Police Officer Trainee Jon Lloyd Imes gave similar testimony — that Wheeler took several steps backward when King entered the room, and that as King kicked at the patient, the patient fell backward.
Even a portion of King's own testimony provides support for the Board's rejection of the self-defense finding. When asked, "When you went in the room, did he attempt to hit you?", King answered "No, Sir." Consider also the following question and answer: "At the time you raised your leg at patient Wheeler, it is correct he was not attempting to strike you in any way; isn't that correct?" "He wasn't attempting to strike me, no." At the very least, this evidence establishes that King used poor judgment in assaulting a patient without impending threat of aggression by the patient.
As we stated above, this appeal is from a judgment of the Circuit Court of Tuscaloosa County which set aside the Personnel Board's order as an abuse of discretion, not supported by the evidence.
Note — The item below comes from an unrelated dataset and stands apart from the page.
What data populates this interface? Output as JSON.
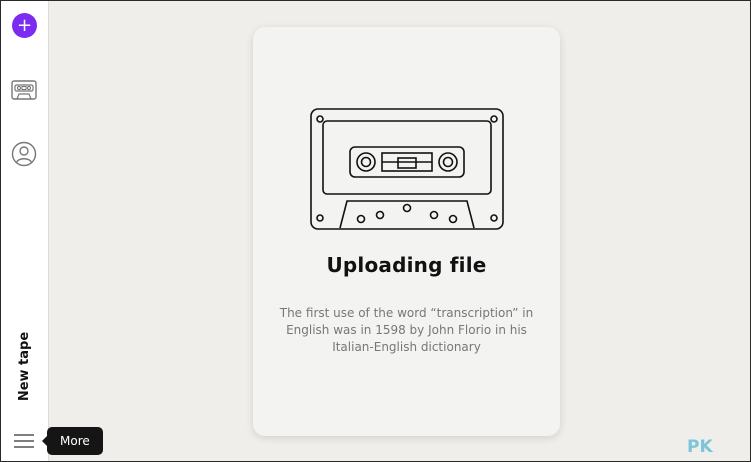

Because a review of the evidence, including the hearing officer's report, reveals support for the Personnel Board's finding that the charges against King were warranted, we must reverse the circuit court's judgment. The circuit court accorded too much weight to the hearing officer's report and in so doing substituted its (the circuit court's) judgment for that of the Personnel Board. This is impermissible under Roberson v. Personnel Board, 390 So.2d 658 (Ala.Civ.App. 1980).
The circuit court erred in setting aside the Personnel Board order; accordingly, its judgment is due to be reversed.
REVERSED AND REMANDED.
WRIGHT, P.J., and BRADLEY, J., concur.